I’m also building a sidecar crib for my expectant niece, based on something she found on Instructables.  My design is a bit different.  I wanted stronger joinery, so I’ll be doing simple rabbet joints all around using a 3/4″ straight bit in router.
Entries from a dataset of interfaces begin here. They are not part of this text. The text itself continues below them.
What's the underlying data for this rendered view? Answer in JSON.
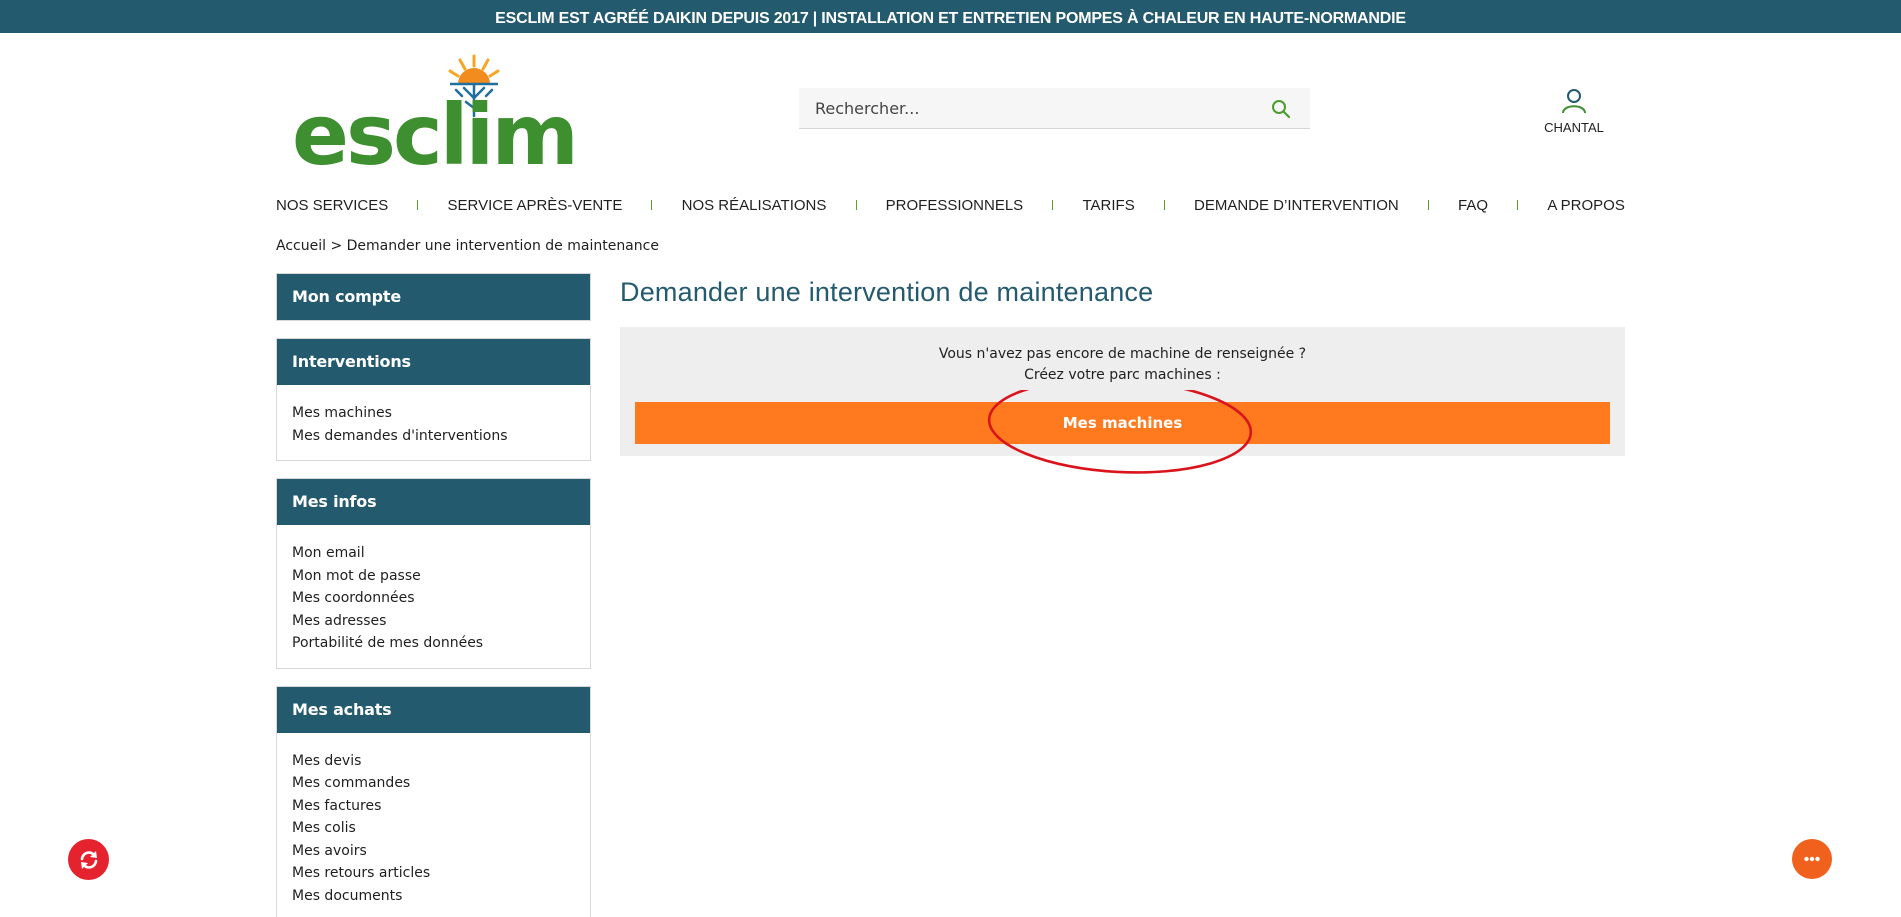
{
  "topbar": {
    "text": "ESCLIM EST AGRÉÉ DAIKIN DEPUIS 2017 | INSTALLATION ET ENTRETIEN POMPES À CHALEUR EN HAUTE-NORMANDIE"
  },
  "logo": {
    "text": "esclim",
    "icon": "sun-snowflake-logo-icon"
  },
  "search": {
    "placeholder": "Rechercher...",
    "icon": "search-icon"
  },
  "account": {
    "name": "CHANTAL",
    "icon": "user-icon"
  },
  "nav": {
    "items": [
      "NOS SERVICES",
      "SERVICE APRÈS-VENTE",
      "NOS RÉALISATIONS",
      "PROFESSIONNELS",
      "TARIFS",
      "DEMANDE D’INTERVENTION",
      "FAQ",
      "A PROPOS"
    ]
  },
  "breadcrumb": {
    "text": "Accueil > Demander une intervention de maintenance"
  },
  "sidebar": {
    "mon_compte": {
      "title": "Mon compte"
    },
    "interventions": {
      "title": "Interventions",
      "links": [
        "Mes machines",
        "Mes demandes d'interventions"
      ]
    },
    "mes_infos": {
      "title": "Mes infos",
      "links": [
        "Mon email",
        "Mon mot de passe",
        "Mes coordonnées",
        "Mes adresses",
        "Portabilité de mes données"
      ]
    },
    "mes_achats": {
      "title": "Mes achats",
      "links": [
        "Mes devis",
        "Mes commandes",
        "Mes factures",
        "Mes colis",
        "Mes avoirs",
        "Mes retours articles",
        "Mes documents"
      ]
    }
  },
  "main": {
    "title": "Demander une intervention de maintenance",
    "notice_line1": "Vous n'avez pas encore de machine de renseignée ?",
    "notice_line2": "Créez votre parc machines :",
    "button_label": "Mes machines"
  },
  "colors": {
    "brand_dark": "#245a6e",
    "brand_green": "#3d8f2f",
    "cta_orange": "#ff7a1f",
    "annotation_red": "#d9141c"
  },
  "floating": {
    "left_icon": "refresh-icon",
    "right_icon": "more-dots-icon"
  }
}
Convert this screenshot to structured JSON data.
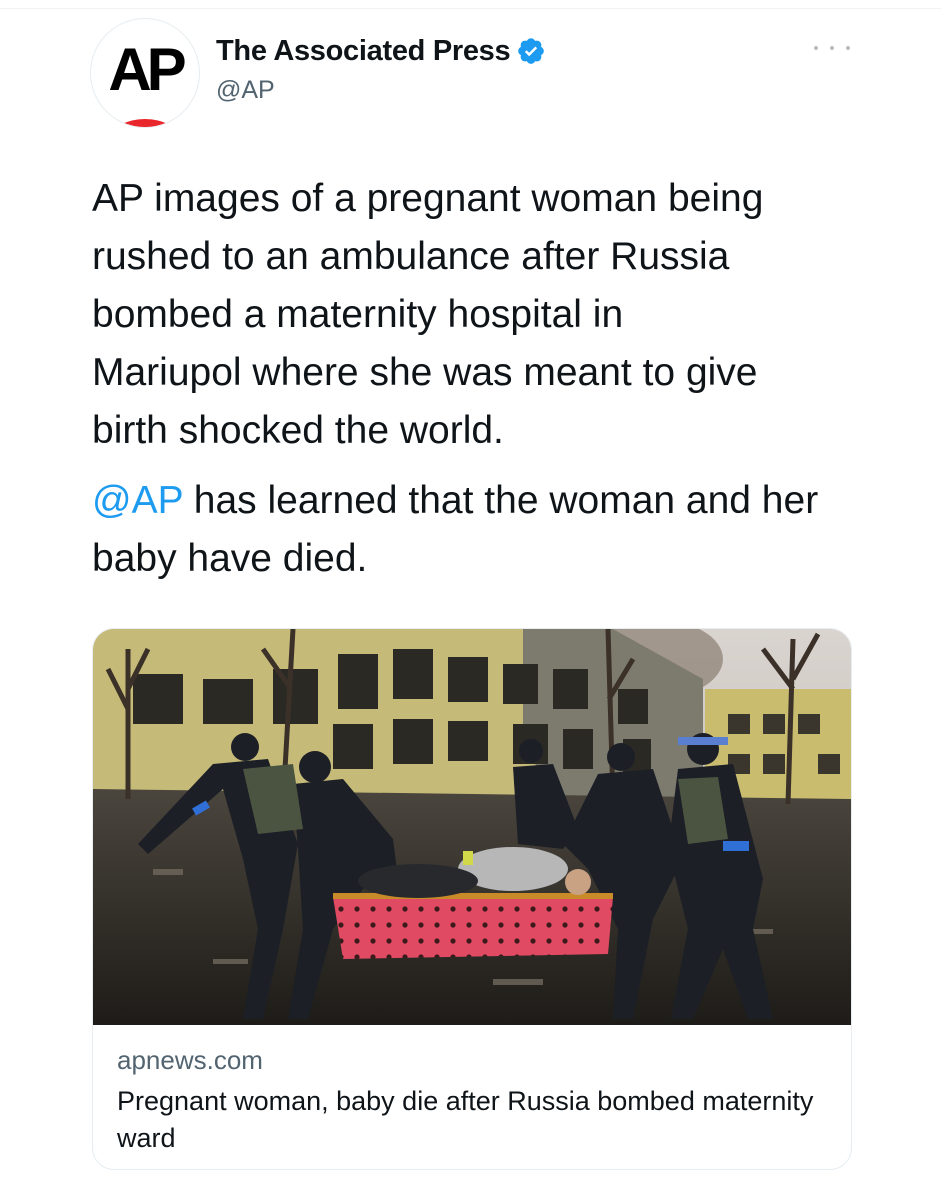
{
  "tweet": {
    "author": {
      "display_name": "The Associated Press",
      "handle": "@AP",
      "verified": true,
      "avatar_text": "AP"
    },
    "text_paragraph_1": "AP images of a pregnant woman being\nrushed to an ambulance after Russia\nbombed a maternity hospital in\nMariupol where she was meant to give\nbirth shocked the world.",
    "mention": "@AP",
    "text_paragraph_2_rest": " has learned that the woman and her baby have died.",
    "card": {
      "domain": "apnews.com",
      "title": "Pregnant woman, baby die after Russia bombed maternity ward"
    }
  },
  "colors": {
    "text_primary": "#0f1419",
    "text_secondary": "#536471",
    "link_blue": "#1d9bf0",
    "verified_blue": "#1d9bf0",
    "ap_red": "#e9262c"
  },
  "icons": {
    "verified": "verified-badge-icon",
    "more": "more-options-icon"
  }
}
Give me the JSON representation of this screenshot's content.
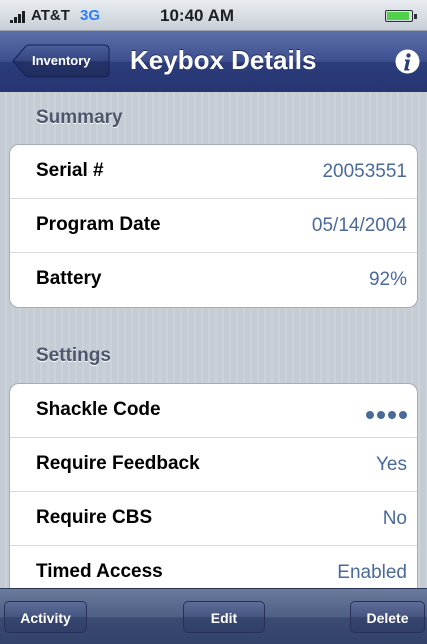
{
  "status_bar": {
    "carrier": "AT&T",
    "network": "3G",
    "time": "10:40 AM"
  },
  "nav": {
    "back_label": "Inventory",
    "title": "Keybox Details",
    "info_icon": "info-icon"
  },
  "sections": {
    "summary": {
      "header": "Summary",
      "rows": [
        {
          "label": "Serial #",
          "value": "20053551"
        },
        {
          "label": "Program Date",
          "value": "05/14/2004"
        },
        {
          "label": "Battery",
          "value": "92%"
        }
      ]
    },
    "settings": {
      "header": "Settings",
      "rows": [
        {
          "label": "Shackle Code",
          "value": ""
        },
        {
          "label": "Require Feedback",
          "value": "Yes"
        },
        {
          "label": "Require CBS",
          "value": "No"
        },
        {
          "label": "Timed Access",
          "value": "Enabled"
        }
      ]
    }
  },
  "toolbar": {
    "activity_label": "Activity",
    "edit_label": "Edit",
    "delete_label": "Delete"
  },
  "colors": {
    "nav_blue": "#2c3d7b",
    "value_blue": "#4a6a9c",
    "battery_green": "#4fd14a"
  }
}
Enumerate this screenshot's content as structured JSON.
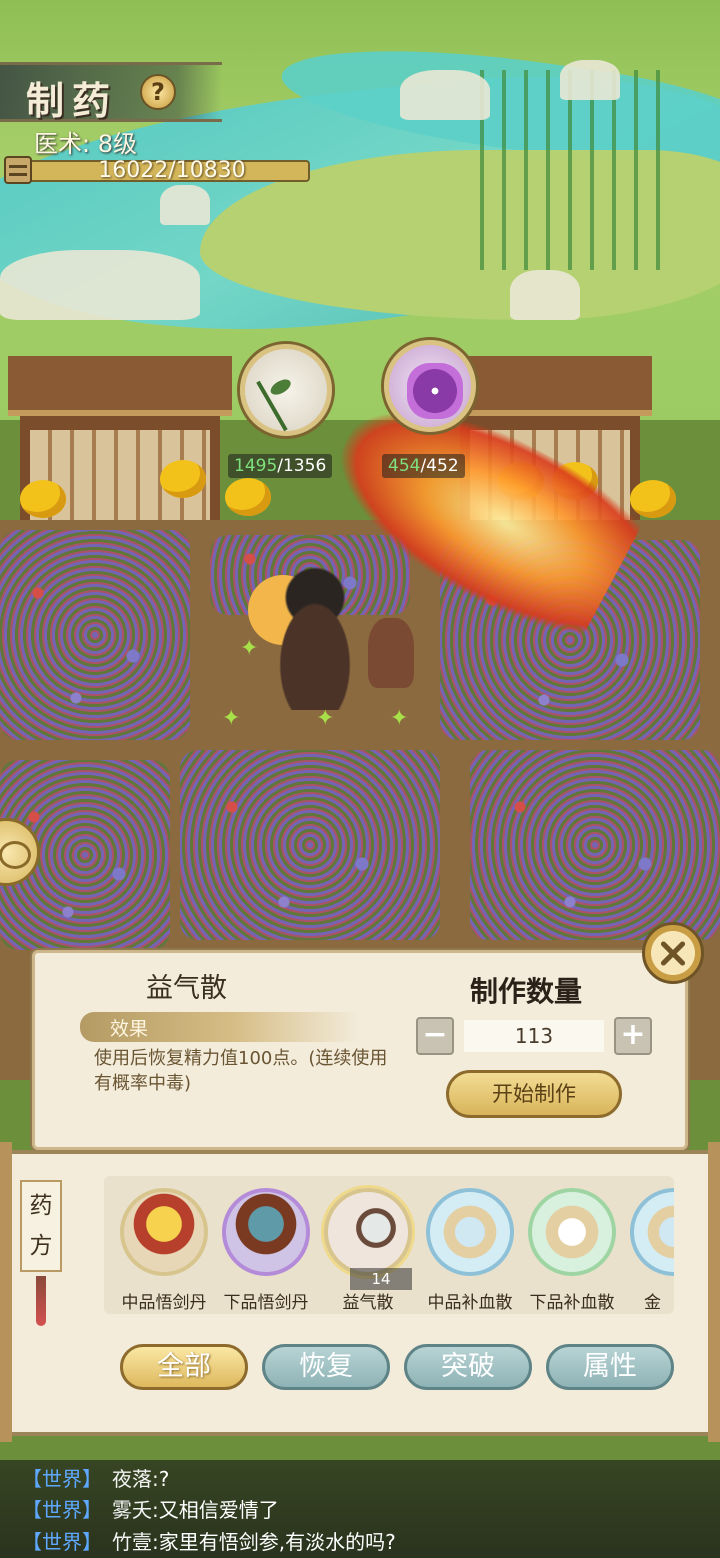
{
  "hud": {
    "title": "制药",
    "help": "?",
    "skill_label": "医术:",
    "skill_level": "8级",
    "exp_text": "16022/10830"
  },
  "herbs": [
    {
      "icon": "leaf-herb-icon",
      "owned": "1495",
      "required": "/1356"
    },
    {
      "icon": "purple-flower-icon",
      "owned": "454",
      "required": "/452"
    }
  ],
  "detail": {
    "name": "益气散",
    "effect_label": "效果",
    "effect_desc": "使用后恢复精力值100点。(连续使用有概率中毒)",
    "qty_title": "制作数量",
    "qty_value": "113",
    "minus": "−",
    "plus": "+",
    "start": "开始制作"
  },
  "recipe_list": {
    "label": "药方",
    "items": [
      {
        "name": "中品悟剑丹",
        "icon": "gold-pill-icon",
        "count": ""
      },
      {
        "name": "下品悟剑丹",
        "icon": "blue-pill-icon",
        "count": ""
      },
      {
        "name": "益气散",
        "icon": "vase-icon",
        "count": "14"
      },
      {
        "name": "中品补血散",
        "icon": "powder-icon",
        "count": ""
      },
      {
        "name": "下品补血散",
        "icon": "powder-icon",
        "count": ""
      },
      {
        "name": "金",
        "icon": "powder-icon",
        "count": ""
      }
    ],
    "filters": [
      "全部",
      "恢复",
      "突破",
      "属性"
    ],
    "active_filter": "全部"
  },
  "chat": [
    {
      "channel": "【世界】",
      "sender": "夜落:",
      "message": "?"
    },
    {
      "channel": "【世界】",
      "sender": "雾夭:",
      "message": "又相信爱情了"
    },
    {
      "channel": "【世界】",
      "sender": "竹壹:",
      "message": "家里有悟剑参,有淡水的吗?"
    }
  ],
  "colors": {
    "panel_bg": "#f3ecdb",
    "gold_button": "#d8b45a",
    "teal_button": "#8eb3b6",
    "chat_channel": "#5fa8ff",
    "enough_green": "#7ee07e"
  }
}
This one shallow pass with the router is a huge improvement over simple butt joinery.  In the end, it will save me a lot of trouble with assembly and help greatly reduce racking.  It’s going to get handled a lot before it gets used for its intended purpose.  When I’m done, it’ll get taken to be painted by someone else and then delivered to its home.


Adding some gentle curves

I had visions of splayed dovetails when thinking about this crib, but I was restrained immediately.  Although it’s not meant to be an heirloom piece, it’s built to last anyway.  I will be proud of it in all its simplicity and honored that she trusts me with the safety of her newborn.  And I did make a winning argument for adding some decorative curves.

Look for videos of both these projects coming soon.

On top of all this, the ring madness continues…


Posted in Carpentry, door, Project, Woodworking | Tagged , , , , | 4 Comments

My Bent Wood Ringmaking Obsession

I did not suddenly discover an interest in making rings.  I did suddenly discover how lost in it I have recently become.  I see that it’s been a month since my last post, and that’s because I have been making rings like it’s my job.

You don’t have to be a woodworker to make these rings, but it helps in many ways.  I already know which species are good for bending and which are not.  I’m not a lumber expert, but I’m fairly well familiar with North American species.  Part of this process has been learning more about exotics.  I now know that makore and sapele bend well, and so does zebrawood.

The first time I saw this kind of ring was a couple of years ago.  I thought it might be cool to make some, but shuffled it to the back burner and that was the end of that.  It was only a few months ago I started actually thinking about doing it.  Between then and now, I’ve made probably two dozen of them.

Cherry Ring

Cherry and maple

This is by far the nicest one I’ve made.  It’s cherry and maple, both of which bend well.

I’ve been trying my hand at gemstone inlay, as well.  I’m not getting the results I want, but I know why.  I need quality stones and the right combination of abrasives.  When I get a little better at that I’ll post some more pictures.

Posted in Misc | 4 Comments

Lesson Learned

It feels good to complete a project.

Chisel Rack

Too much joinery

I finally finished the chisel rack.  Up until now, I have uploaded fairly short videos to YouTube.  I had no idea what I was getting into with the chisel rack video.  I stopped about halfway through the project to have a look at the raw footage and realized there was over an hour of it.  I simply underestimated the scope of the project.  With a little more filming/editing experience under my belt, I may revisit this.  Or maybe I’ll go ahead and post a long video at some point.  With dovetailed corners, housing joints, rabbets and a dovetailed stretcher I don’t think I’ll be able to keep it under an hour.  I thought about posting a series of articles on how I approached each joint and short videos to go with them, but I have to move on for now.  I have other projects pending.  Ah well, it was a learning experience.

I uploaded a video anyway, which is mostly just an apology:

And some happier news – I needed some custom dowels to go with the next couple of projects I’ll be working on, so I made a video about how I make them.  I also wrote an Instructables article to go with it.  I’ve done three Instructables articles now, and all three have been featured.


Posted in Project, Woodworking | Tagged , , , | 6 Comments

Intro Video + Past Projects

My chisel box project has taken been delayed just a bit.  We had another snow storm, which meant more shoveling.  Also, it looks like I’m going to have to make a trip South to see a friend in the hospital.

I did manage to put together something of a trailer for my YouTube channel.  It’s mostly pictures of past projects, but also some footage of me working at my bench.  You might notice that most of the pictures were taken in different places.  They were.  I’ve moved around a lot over the years, which is why I wanted to build a portable workbench.

Posted in Woodworking | Tagged | 6 Comments